Under the principle of institutional cooperation, Article 32 provides that, in the event of overpayment to any beneficiary, the creditor institution may request another institution from the contracting state where the beneficiary is located to deduct the funds received in excess, in accordance with the respective legislation in force.
This Convention has improved the legislation of the Contracting States concerning the social protection. In relation to Mozambique, it gave rise to a possible implementation of social protection for unemployment and solidarity, in accordance with Portuguese law.
By removing the residence clause, the calculation of the period of insurance is more flexible, being totalized irrespective of whether it has started and ended in different States, thereby ensuring the equal treatment and the acquired rights of the respective nationals.
From the administrative point of view, the Convention has softened the territorial constraints between Portugal and Mozambique under the principle of a mutual co-operation, namely in what concerns the administrative assessment of the acts to be carried out in both Contracting States.
Article by Aurea Guinda & Duarte Chiau
Aurea Guinda is senior associate at CF&A, a Mozambican law firm in association with the Portuguese MC&A. She is a very experienced Mozambican lawyer, who have dealt with several investments and corporate projects, including regulation and recommendations for new legislations and also conflict resolution and litigation. Her experience covers advice to international and national clients in Mozambique, on the implementation of large and small scale investments, in several sectors. Aurea is graduated in Law from Eduardo Mondlane University – Maputo Law School and she is a Member of the Mozambican Bar Association.
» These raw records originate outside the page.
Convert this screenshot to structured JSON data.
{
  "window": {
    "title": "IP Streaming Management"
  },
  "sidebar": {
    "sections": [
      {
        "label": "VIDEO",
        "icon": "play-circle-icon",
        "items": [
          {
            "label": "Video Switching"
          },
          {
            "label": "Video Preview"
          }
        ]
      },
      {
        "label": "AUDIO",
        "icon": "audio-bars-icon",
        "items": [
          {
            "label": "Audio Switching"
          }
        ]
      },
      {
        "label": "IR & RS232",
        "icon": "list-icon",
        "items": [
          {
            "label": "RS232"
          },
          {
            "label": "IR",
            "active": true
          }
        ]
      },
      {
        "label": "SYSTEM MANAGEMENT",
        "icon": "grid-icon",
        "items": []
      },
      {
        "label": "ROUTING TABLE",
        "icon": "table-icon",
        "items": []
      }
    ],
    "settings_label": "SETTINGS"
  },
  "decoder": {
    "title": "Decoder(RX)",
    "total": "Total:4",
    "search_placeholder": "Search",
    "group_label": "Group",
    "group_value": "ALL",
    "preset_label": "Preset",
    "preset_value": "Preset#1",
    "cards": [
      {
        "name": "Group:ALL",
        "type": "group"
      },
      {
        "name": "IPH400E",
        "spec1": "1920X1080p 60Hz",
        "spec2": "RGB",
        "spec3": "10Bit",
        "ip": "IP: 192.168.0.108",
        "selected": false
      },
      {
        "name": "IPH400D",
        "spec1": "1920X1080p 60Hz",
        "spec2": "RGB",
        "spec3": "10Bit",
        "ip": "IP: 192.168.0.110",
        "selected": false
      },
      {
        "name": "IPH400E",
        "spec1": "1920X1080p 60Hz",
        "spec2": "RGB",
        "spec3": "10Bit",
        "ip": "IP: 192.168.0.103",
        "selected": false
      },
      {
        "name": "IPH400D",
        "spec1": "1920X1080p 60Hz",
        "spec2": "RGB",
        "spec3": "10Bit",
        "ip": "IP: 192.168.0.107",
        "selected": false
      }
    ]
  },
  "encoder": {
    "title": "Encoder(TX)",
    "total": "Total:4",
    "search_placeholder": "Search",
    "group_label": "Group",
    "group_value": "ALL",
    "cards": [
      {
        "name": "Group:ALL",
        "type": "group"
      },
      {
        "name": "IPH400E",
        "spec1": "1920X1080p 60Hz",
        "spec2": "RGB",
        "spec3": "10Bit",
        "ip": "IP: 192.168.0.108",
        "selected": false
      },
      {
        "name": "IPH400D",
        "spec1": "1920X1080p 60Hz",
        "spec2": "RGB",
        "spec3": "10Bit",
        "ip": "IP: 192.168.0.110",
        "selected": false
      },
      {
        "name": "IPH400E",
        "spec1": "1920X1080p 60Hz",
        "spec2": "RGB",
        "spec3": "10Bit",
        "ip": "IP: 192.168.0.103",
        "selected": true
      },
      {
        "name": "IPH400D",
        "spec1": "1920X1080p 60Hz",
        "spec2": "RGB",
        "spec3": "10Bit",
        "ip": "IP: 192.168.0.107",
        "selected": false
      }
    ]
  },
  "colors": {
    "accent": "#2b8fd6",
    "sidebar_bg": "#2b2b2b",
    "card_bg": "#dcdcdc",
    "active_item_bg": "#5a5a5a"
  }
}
Duarte Chiau is an associate of CF&A, a Mozambican law firm in association with the Portuguese law firm MC&A. Duarte’s practice focuses on the representation of international companies and national companies in connection with financial and banking sector transactions in Mozambique, with the following tasks: advice on commercial contracts, joint operating agreements, sale and purchase agreements, joint venture agreements, study and bid agreements and other types of agreements involved in medium investment projects. Duarte is graduated in Law from Eduardo Mondlane University – Maputo Law School and he is a Member of the Mozambican Bar Association.